D.C.:I hope never, no. But sometimes with a kid, schedules to emerge. Patterns in life are somehow unavoidable. 

F.O.B.:-Can you give us some insight on your creative process and what continues to inspire you?

D.C.:I just try to make things every day. Try not to be limited by medium or genre. Keep things thematic, in hopes that it will be timeless and therefore able to reach more folks regardless of age or circumstance. I'm inspired by the same things as most, friends, family, humans trying to make things better. Try to achieve balance between creation and consumption. 

F.O.B.:-When 'An Awesome Book' wasn't initially well received by publishers and then met with independent success, did that change your dedication to dreaming big?

D.C.:Not really. I suppose I've always just assumed that if you believe in making something you should try to make it at all costs. Not because of proving your worth or showing someone that they missed out, but because making things you believe in is fun. The process is fun. Even the hard bits are cool. That's life, happening. 

F.O.B.:-You seem to be dedicated to reminding grown ups that life is magical.  Has this always been your

D.C.:I hesitate to say anything has always been my mission, but it does feel like the older I get the less interested my contemporaries are in the essence of life and the more often they are consumed by rules imposed by a structure they had no hand in creating. To each his/her own, but I do see a lot of sad faces that could certainly benefit from a good shaking up. 

F.O.B.:-If you could give a message to every person, plant and animal in the universe, what would it be?
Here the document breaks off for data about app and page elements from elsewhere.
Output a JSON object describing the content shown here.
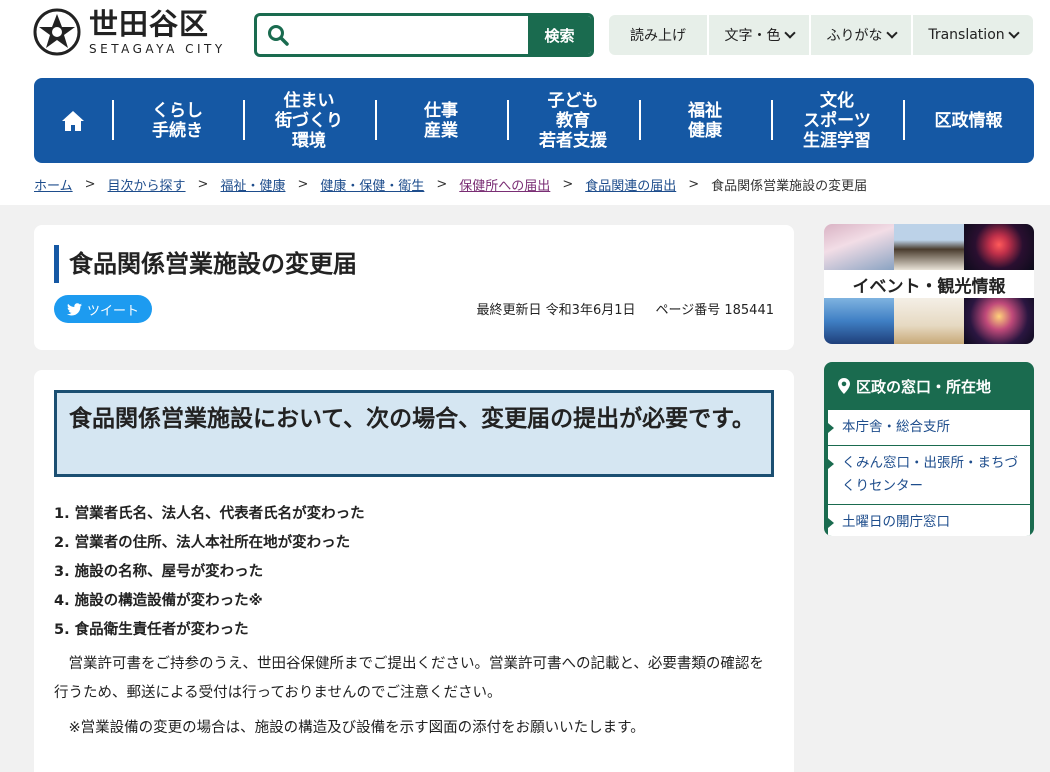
{
  "site": {
    "name_jp": "世田谷区",
    "name_en": "SETAGAYA CITY"
  },
  "search": {
    "placeholder": "",
    "button_label": "検索"
  },
  "tools": [
    {
      "label": "読み上げ",
      "has_dropdown": false
    },
    {
      "label": "文字・色",
      "has_dropdown": true
    },
    {
      "label": "ふりがな",
      "has_dropdown": true
    },
    {
      "label": "Translation",
      "has_dropdown": true
    }
  ],
  "nav": {
    "home_icon": "home-icon",
    "items": [
      {
        "label": "くらし\n手続き"
      },
      {
        "label": "住まい\n街づくり\n環境"
      },
      {
        "label": "仕事\n産業"
      },
      {
        "label": "子ども\n教育\n若者支援"
      },
      {
        "label": "福祉\n健康"
      },
      {
        "label": "文化\nスポーツ\n生涯学習"
      },
      {
        "label": "区政情報"
      }
    ]
  },
  "breadcrumb": {
    "items": [
      {
        "label": "ホーム",
        "visited": false
      },
      {
        "label": "目次から探す",
        "visited": false
      },
      {
        "label": "福祉・健康",
        "visited": false
      },
      {
        "label": "健康・保健・衛生",
        "visited": false
      },
      {
        "label": "保健所への届出",
        "visited": true
      },
      {
        "label": "食品関連の届出",
        "visited": false
      }
    ],
    "current": "食品関係営業施設の変更届",
    "separator": ">"
  },
  "page": {
    "title": "食品関係営業施設の変更届",
    "tweet_label": "ツイート",
    "updated": "最終更新日 令和3年6月1日",
    "page_number": "ページ番号 185441"
  },
  "content": {
    "heading": "食品関係営業施設において、次の場合、変更届の提出が必要です。",
    "list": [
      "1. 営業者氏名、法人名、代表者氏名が変わった",
      "2. 営業者の住所、法人本社所在地が変わった",
      "3. 施設の名称、屋号が変わった",
      "4. 施設の構造設備が変わった※",
      "5. 食品衛生責任者が変わった"
    ],
    "paragraph1": "営業許可書をご持参のうえ、世田谷保健所までご提出ください。営業許可書への記載と、必要書類の確認を行うため、郵送による受付は行っておりませんのでご注意ください。",
    "paragraph2": "※営業設備の変更の場合は、施設の構造及び設備を示す図面の添付をお願いいたします。"
  },
  "sidebar": {
    "banner_text": "イベント・観光情報",
    "office": {
      "title": "区政の窓口・所在地",
      "items": [
        "本庁舎・総合支所",
        "くみん窓口・出張所・まちづくりセンター",
        "土曜日の開庁窓口"
      ]
    }
  },
  "colors": {
    "nav_blue": "#1558a4",
    "brand_green": "#1a6b4f",
    "heading_box_bg": "#d5e6f2",
    "link": "#1e4d8c",
    "tweet_blue": "#1d9bf0"
  }
}
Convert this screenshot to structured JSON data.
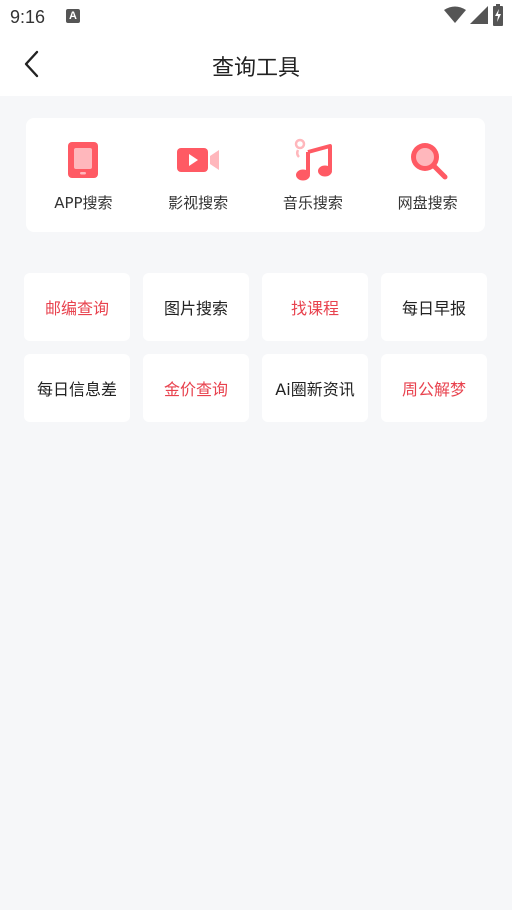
{
  "status": {
    "time": "9:16",
    "notification_icon": "a-icon",
    "icons": [
      "wifi-icon",
      "signal-icon",
      "battery-icon"
    ]
  },
  "header": {
    "title": "查询工具",
    "back_icon": "chevron-left-icon"
  },
  "colors": {
    "accent": "#ff5a64",
    "red_text": "#e8424e",
    "dark_text": "#222222",
    "background": "#f6f7f9"
  },
  "tools": [
    {
      "label": "APP搜索",
      "icon": "phone-icon"
    },
    {
      "label": "影视搜索",
      "icon": "video-camera-icon"
    },
    {
      "label": "音乐搜索",
      "icon": "music-note-icon"
    },
    {
      "label": "网盘搜索",
      "icon": "search-icon"
    }
  ],
  "grid": [
    {
      "label": "邮编查询",
      "color": "red"
    },
    {
      "label": "图片搜索",
      "color": "dark"
    },
    {
      "label": "找课程",
      "color": "red"
    },
    {
      "label": "每日早报",
      "color": "dark"
    },
    {
      "label": "每日信息差",
      "color": "dark"
    },
    {
      "label": "金价查询",
      "color": "red"
    },
    {
      "label": "Ai圈新资讯",
      "color": "dark"
    },
    {
      "label": "周公解梦",
      "color": "red"
    }
  ]
}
Find something that makes you happy and use it to make others happy. Plants, keep up the good work!